iceland100708.jpgOne of the biggest problems with the United States becoming a debtor nation instead of a creditor is that we really lose any ability to help out our valued friends in times of trouble. As such, the banking crisis in Iceland has forced the government to turn to Russia – who is happy to throw some of its excess liquidity toward the relatively stable instruments of the country in the form of a $5.4 billion loan.

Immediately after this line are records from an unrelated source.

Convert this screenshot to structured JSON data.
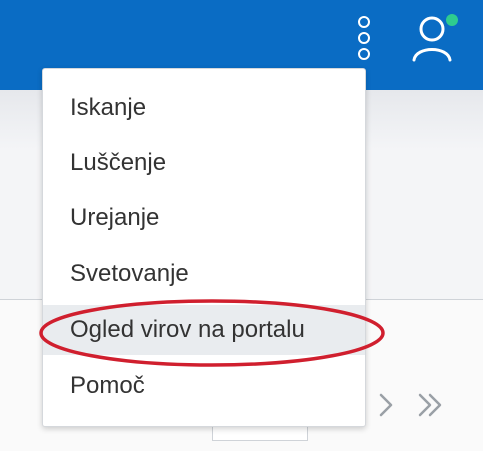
{
  "topbar": {
    "background": "#0a6cc4",
    "kebab_icon": "three-dots-vertical",
    "avatar_icon": "user",
    "presence_color": "#2ecc8f"
  },
  "menu": {
    "items": [
      {
        "label": "Iskanje"
      },
      {
        "label": "Luščenje"
      },
      {
        "label": "Urejanje"
      },
      {
        "label": "Svetovanje"
      },
      {
        "label": "Ogled virov na portalu"
      },
      {
        "label": "Pomoč"
      }
    ],
    "highlighted_index": 4
  },
  "annotation": {
    "color": "#d01f2e"
  },
  "pager": {
    "next_icon": "chevron-right",
    "last_icon": "double-chevron-right"
  }
}
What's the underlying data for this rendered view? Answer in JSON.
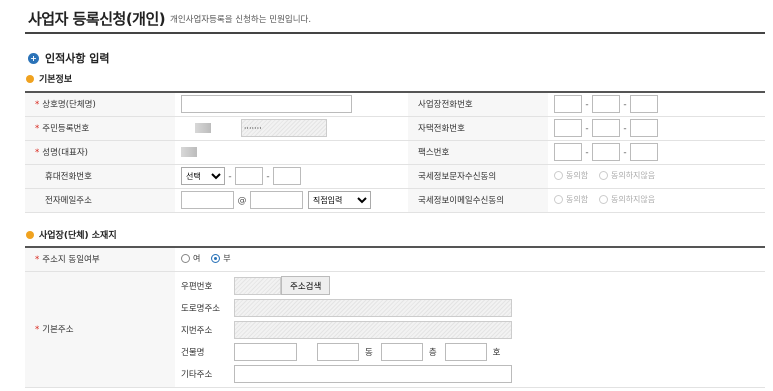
{
  "page": {
    "title": "사업자 등록신청(개인)",
    "subtitle": "개인사업자등록을 신청하는 민원입니다."
  },
  "section": {
    "title": "인적사항 입력",
    "basic_info_title": "기본정보",
    "location_title": "사업장(단체) 소재지"
  },
  "basic": {
    "trade_name": "상호명(단체명)",
    "biz_phone": "사업장전화번호",
    "resident_no": "주민등록번호",
    "resident_no_masked": "·······",
    "home_phone": "자택전화번호",
    "name": "성명(대표자)",
    "fax": "팩스번호",
    "mobile": "휴대전화번호",
    "mobile_select": "선택",
    "sms_consent": "국세정보문자수신동의",
    "consent_yes": "동의함",
    "consent_no": "동의하지않음",
    "email": "전자메일주소",
    "at_sign": "@",
    "email_select": "직접입력",
    "email_consent": "국세정보이메일수신동의",
    "dash": "-"
  },
  "location": {
    "same_address": "주소지 동일여부",
    "opt_yes": "여",
    "opt_no": "부",
    "base_address": "기본주소",
    "postal_code": "우편번호",
    "search_button": "주소검색",
    "road_address": "도로명주소",
    "lot_address": "지번주소",
    "building": "건물명",
    "dong": "동",
    "floor": "층",
    "ho": "호",
    "other_address": "기타주소"
  }
}
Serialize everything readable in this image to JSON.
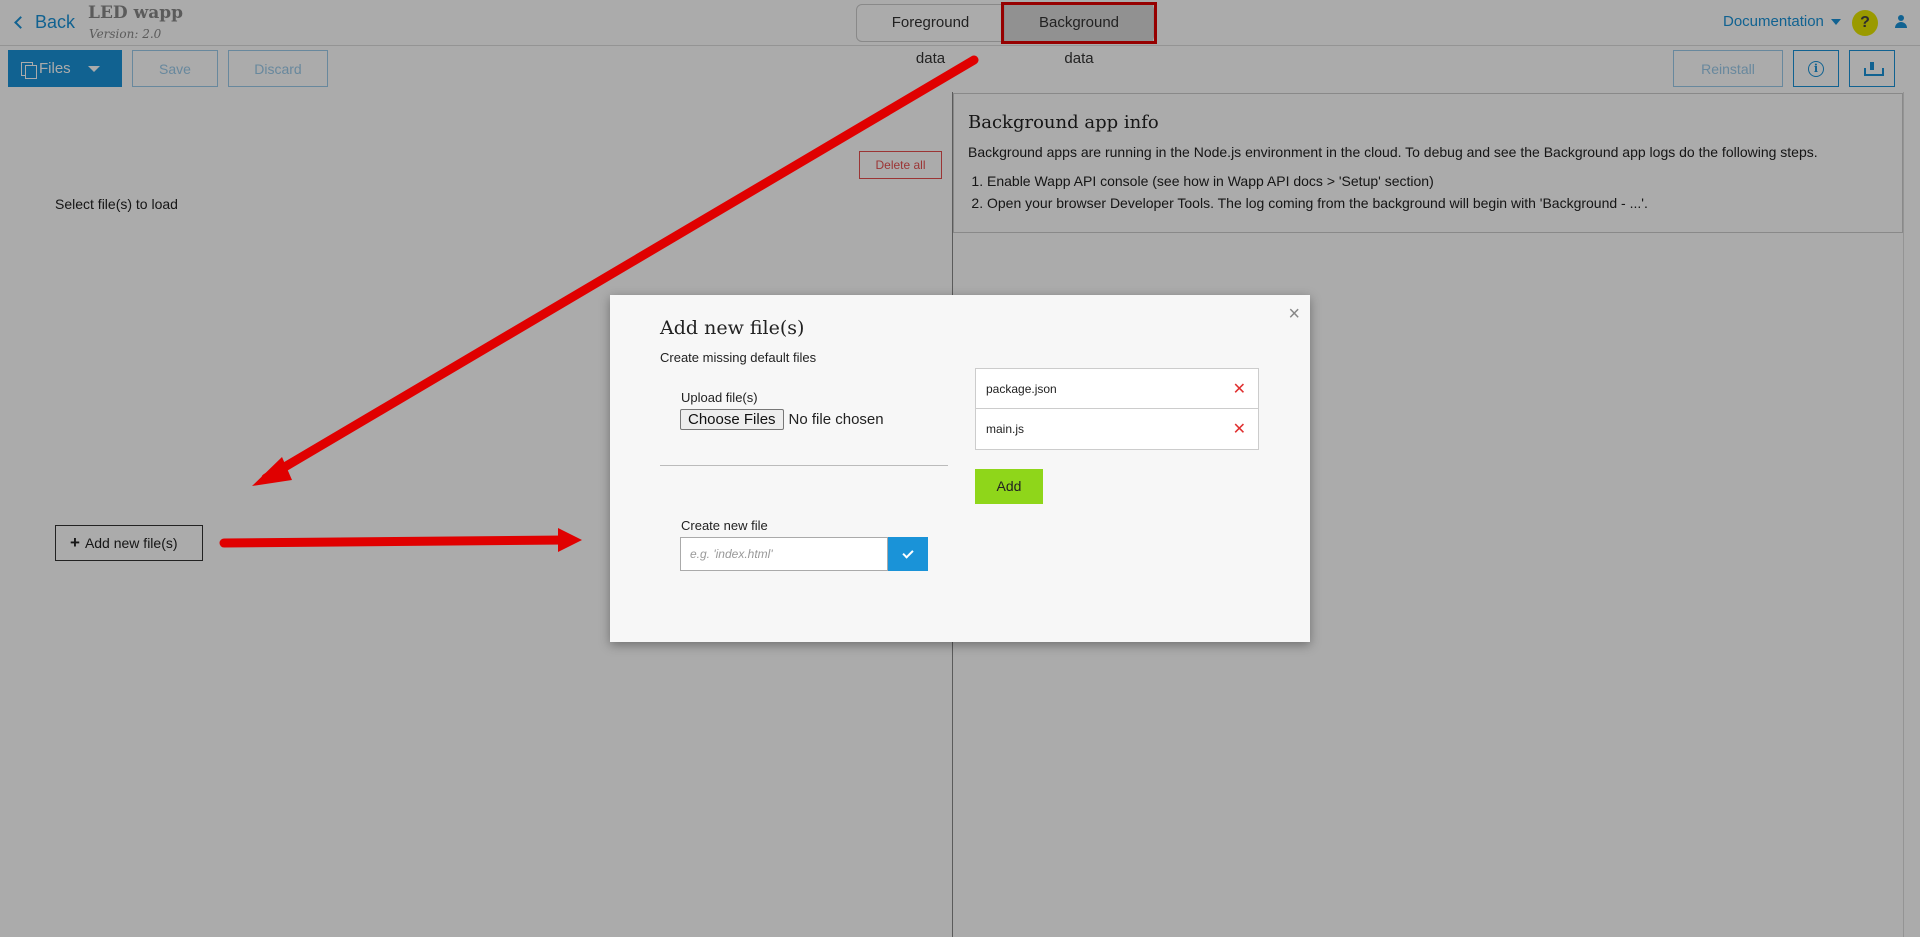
{
  "header": {
    "back_label": "Back",
    "app_title": "LED wapp",
    "app_version": "Version: 2.0",
    "tabs": [
      {
        "label": "Foreground data"
      },
      {
        "label": "Background data"
      }
    ],
    "docs_label": "Documentation",
    "help_glyph": "?"
  },
  "toolbar": {
    "files_label": "Files",
    "save_label": "Save",
    "discard_label": "Discard",
    "reinstall_label": "Reinstall"
  },
  "left": {
    "delete_all_label": "Delete all",
    "select_text": "Select file(s) to load",
    "add_files_label": "Add new file(s)"
  },
  "info": {
    "title": "Background app info",
    "description": "Background apps are running in the Node.js environment in the cloud. To debug and see the Background app logs do the following steps.",
    "steps": [
      "Enable Wapp API console (see how in Wapp API docs > 'Setup' section)",
      "Open your browser Developer Tools. The log coming from the background will begin with 'Background - ...'."
    ]
  },
  "modal": {
    "title": "Add new file(s)",
    "subtitle": "Create missing default files",
    "upload_label": "Upload file(s)",
    "choose_label": "Choose Files",
    "no_file_text": "No file chosen",
    "create_label": "Create new file",
    "create_placeholder": "e.g. 'index.html'",
    "files": [
      {
        "name": "package.json"
      },
      {
        "name": "main.js"
      }
    ],
    "add_label": "Add",
    "close_glyph": "×"
  },
  "colors": {
    "accent": "#1a93d8",
    "add_green": "#8fd61a",
    "danger": "#e85050",
    "annotation": "#e00000"
  }
}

Reykjavik is really not all that happy about it, and seems to display some awareness that this is exactly the kind of deal that can end up outsourcing your Ministry of Foreign Affairs to Kremlin oversight just like Finland. Prime Minister Geir Haarde tells the Financial Times, “We have not received the kind of support that we were requesting from our friends. So in a situation like that one has to look for new friends. (…) In a situation like this it’s turning out that it’s every man for himself, every country for itself, everybody’s taking care of their best interest and that’s what we are doing.“Chris Weafer tells the FT that this loan is much more than an ordinary transaction, as it symbolizes both a clear statement that Russia still has extra cash and will look forward to enjoying support from Iceland on future territorial claims in the Arctic.James Beadle of Pilgrim Asset Management tells the New York Times that “It’s a P.R. stunt to reassert Russia’s position in the global economy of the 21st century.“I believe that this loan demonstrates that Russia continues to have a very good understanding of what Walter Russell Mead would call “sticky power,” and it would do Washington very well to remember how much this financial crisis is costing the United States in terms of its relationships with key allies.UPDATE: From “Much better would be a loan from the IMF. This too would come with strings attached, but they would be sensible and financial rather than strategic and dangerous. Stiff inflation targets and budgetary constraints are needed anyway to resuscitate Iceland’s battered economy. An alarmed US may well pressure the IMF to offer a good deal. Unless it wants to become a pawn in a geopolitical power play, Iceland should welcome the fund with open arms.